**** Data extracts ****

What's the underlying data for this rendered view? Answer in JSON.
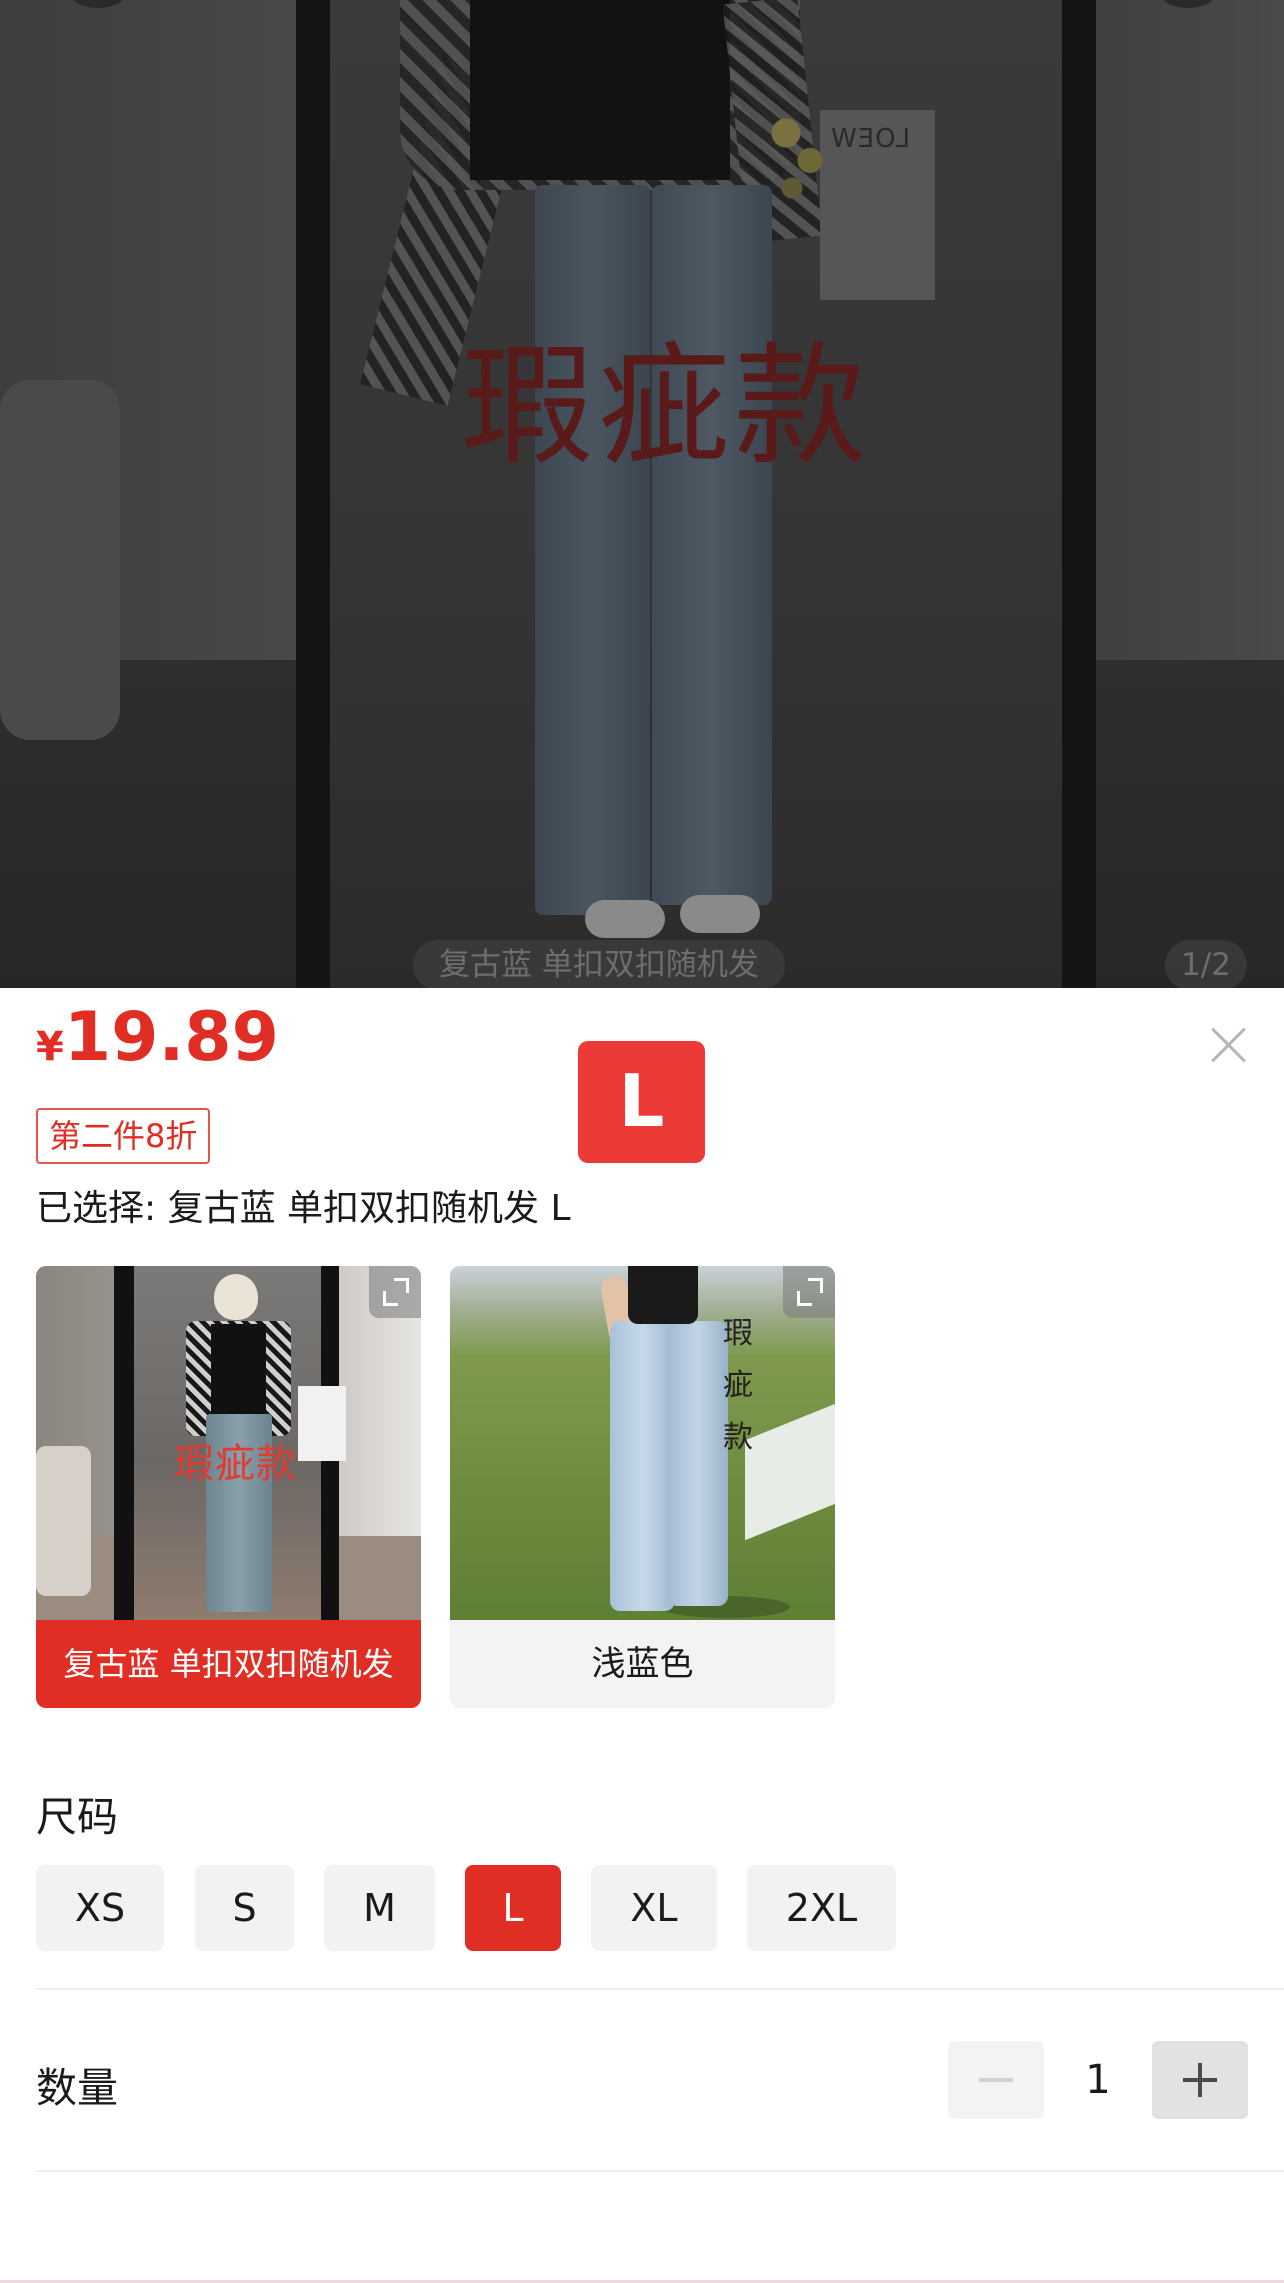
{
  "hero": {
    "watermark": "瑕疵款",
    "caption": "复古蓝 单扣双扣随机发",
    "pager": "1/2",
    "box_text": "LOEW"
  },
  "product": {
    "currency": "¥",
    "price": "19.89",
    "promo": "第二件8折",
    "selected_text": "已选择: 复古蓝 单扣双扣随机发 L",
    "size_badge": "L"
  },
  "colors": [
    {
      "label": "复古蓝 单扣双扣随机发",
      "watermark": "瑕疵款",
      "selected": true
    },
    {
      "label": "浅蓝色",
      "watermark": "瑕疵款",
      "selected": false
    }
  ],
  "size_section": {
    "title": "尺码",
    "options": [
      "XS",
      "S",
      "M",
      "L",
      "XL",
      "2XL"
    ],
    "selected": "L"
  },
  "quantity": {
    "title": "数量",
    "value": "1"
  },
  "accent_color": "#e02e24"
}
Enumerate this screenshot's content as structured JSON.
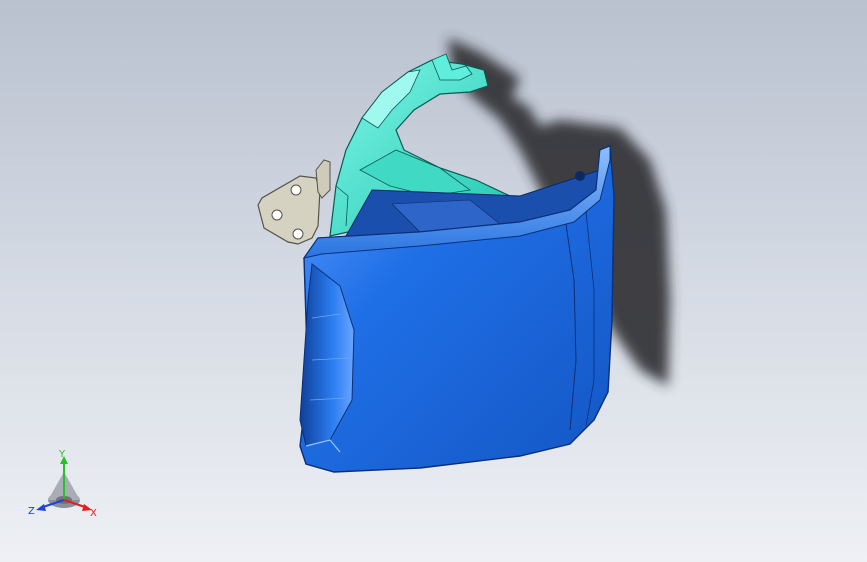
{
  "viewport": {
    "background_top": "#b9c1cf",
    "background_bottom": "#eef0f4"
  },
  "model": {
    "cover_color": "#1f6fe6",
    "cover_highlight": "#6aa6ff",
    "bracket_color": "#33e0c8",
    "hinge_color": "#d8d4c4",
    "shadow_color": "#2c2c2c"
  },
  "triad": {
    "y_label": "Y",
    "x_label": "X",
    "z_label": "Z",
    "y_color": "#28c028",
    "x_color": "#e02020",
    "z_color": "#2040e0"
  }
}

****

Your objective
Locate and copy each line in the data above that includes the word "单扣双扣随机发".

Task output
    "caption": "复古蓝 单扣双扣随机发",
    "selected_text": "已选择: 复古蓝 单扣双扣随机发 L",
      "label": "复古蓝 单扣双扣随机发",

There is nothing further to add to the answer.